REQUIREMENT |
Locate the word "title" in the entries below, then gather every line that holds it.

━━━━━━━━━━━━━━━━━━━━━━━━━━━━━━

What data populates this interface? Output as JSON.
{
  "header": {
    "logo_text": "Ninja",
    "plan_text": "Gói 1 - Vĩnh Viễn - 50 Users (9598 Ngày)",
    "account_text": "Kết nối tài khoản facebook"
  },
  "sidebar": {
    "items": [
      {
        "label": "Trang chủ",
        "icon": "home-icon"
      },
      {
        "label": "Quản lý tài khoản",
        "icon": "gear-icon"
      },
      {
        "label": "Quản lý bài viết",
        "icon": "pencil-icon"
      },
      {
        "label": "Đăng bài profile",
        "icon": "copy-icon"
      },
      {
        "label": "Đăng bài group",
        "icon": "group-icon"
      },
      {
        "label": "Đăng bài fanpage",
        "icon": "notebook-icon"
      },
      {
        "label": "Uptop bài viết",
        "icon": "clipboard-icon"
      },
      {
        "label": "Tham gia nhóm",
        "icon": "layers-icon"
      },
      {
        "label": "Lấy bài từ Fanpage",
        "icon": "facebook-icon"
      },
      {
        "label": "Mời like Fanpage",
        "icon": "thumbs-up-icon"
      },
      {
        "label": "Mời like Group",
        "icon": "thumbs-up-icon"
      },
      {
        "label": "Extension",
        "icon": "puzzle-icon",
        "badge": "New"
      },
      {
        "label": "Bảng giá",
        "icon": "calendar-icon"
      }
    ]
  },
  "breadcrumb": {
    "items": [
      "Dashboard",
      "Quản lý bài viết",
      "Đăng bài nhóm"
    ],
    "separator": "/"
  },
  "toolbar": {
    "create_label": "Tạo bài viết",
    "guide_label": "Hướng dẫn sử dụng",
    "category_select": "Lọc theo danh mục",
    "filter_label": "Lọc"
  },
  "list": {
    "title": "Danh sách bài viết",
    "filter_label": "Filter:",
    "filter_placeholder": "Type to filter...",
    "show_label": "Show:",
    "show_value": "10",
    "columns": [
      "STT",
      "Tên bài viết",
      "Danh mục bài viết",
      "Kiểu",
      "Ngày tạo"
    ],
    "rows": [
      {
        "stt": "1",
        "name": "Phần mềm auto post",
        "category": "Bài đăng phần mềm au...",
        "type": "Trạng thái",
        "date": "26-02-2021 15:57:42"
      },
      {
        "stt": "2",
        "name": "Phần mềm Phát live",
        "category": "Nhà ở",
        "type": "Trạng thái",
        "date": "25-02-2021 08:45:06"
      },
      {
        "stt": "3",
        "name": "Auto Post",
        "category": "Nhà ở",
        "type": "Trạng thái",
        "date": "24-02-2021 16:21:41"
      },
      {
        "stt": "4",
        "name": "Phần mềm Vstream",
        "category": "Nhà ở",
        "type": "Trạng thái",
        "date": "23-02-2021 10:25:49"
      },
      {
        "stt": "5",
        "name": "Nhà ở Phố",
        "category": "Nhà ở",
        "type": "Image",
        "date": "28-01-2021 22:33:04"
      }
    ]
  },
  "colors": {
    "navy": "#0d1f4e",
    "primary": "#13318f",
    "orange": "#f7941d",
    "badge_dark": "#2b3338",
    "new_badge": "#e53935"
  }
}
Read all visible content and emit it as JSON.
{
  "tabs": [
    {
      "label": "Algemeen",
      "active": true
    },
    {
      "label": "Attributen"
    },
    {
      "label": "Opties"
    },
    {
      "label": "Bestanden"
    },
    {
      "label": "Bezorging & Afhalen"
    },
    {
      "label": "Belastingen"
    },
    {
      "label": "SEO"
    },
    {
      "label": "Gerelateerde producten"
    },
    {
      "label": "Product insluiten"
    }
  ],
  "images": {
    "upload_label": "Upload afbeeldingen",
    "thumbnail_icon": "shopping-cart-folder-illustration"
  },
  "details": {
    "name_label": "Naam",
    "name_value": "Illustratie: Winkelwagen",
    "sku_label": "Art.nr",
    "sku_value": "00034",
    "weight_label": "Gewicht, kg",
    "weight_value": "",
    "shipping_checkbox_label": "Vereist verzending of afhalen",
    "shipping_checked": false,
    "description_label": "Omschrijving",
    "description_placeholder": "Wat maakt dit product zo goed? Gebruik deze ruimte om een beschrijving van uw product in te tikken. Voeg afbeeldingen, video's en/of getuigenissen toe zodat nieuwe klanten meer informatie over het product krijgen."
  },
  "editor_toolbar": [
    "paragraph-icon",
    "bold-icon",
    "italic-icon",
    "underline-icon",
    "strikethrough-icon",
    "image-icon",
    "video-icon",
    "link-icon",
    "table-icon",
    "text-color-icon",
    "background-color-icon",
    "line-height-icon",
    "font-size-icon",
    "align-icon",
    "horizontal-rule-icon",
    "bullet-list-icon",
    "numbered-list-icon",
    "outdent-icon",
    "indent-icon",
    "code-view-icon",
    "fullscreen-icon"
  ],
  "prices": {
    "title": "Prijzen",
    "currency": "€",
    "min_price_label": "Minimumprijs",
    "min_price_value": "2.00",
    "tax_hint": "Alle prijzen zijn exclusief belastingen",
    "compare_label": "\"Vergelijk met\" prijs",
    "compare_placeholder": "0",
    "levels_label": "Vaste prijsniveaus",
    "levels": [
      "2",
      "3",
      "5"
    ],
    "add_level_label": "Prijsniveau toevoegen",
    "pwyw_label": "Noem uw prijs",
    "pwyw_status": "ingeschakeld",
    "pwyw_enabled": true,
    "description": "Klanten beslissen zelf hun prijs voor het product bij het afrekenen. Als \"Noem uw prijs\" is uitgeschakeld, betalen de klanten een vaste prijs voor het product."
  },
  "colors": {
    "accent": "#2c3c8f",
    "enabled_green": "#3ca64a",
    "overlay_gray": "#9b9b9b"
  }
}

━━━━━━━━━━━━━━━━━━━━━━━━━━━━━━

PROBLEM SOLUTION |
    "title": "Danh sách bài viết",
    "title": "Prijzen",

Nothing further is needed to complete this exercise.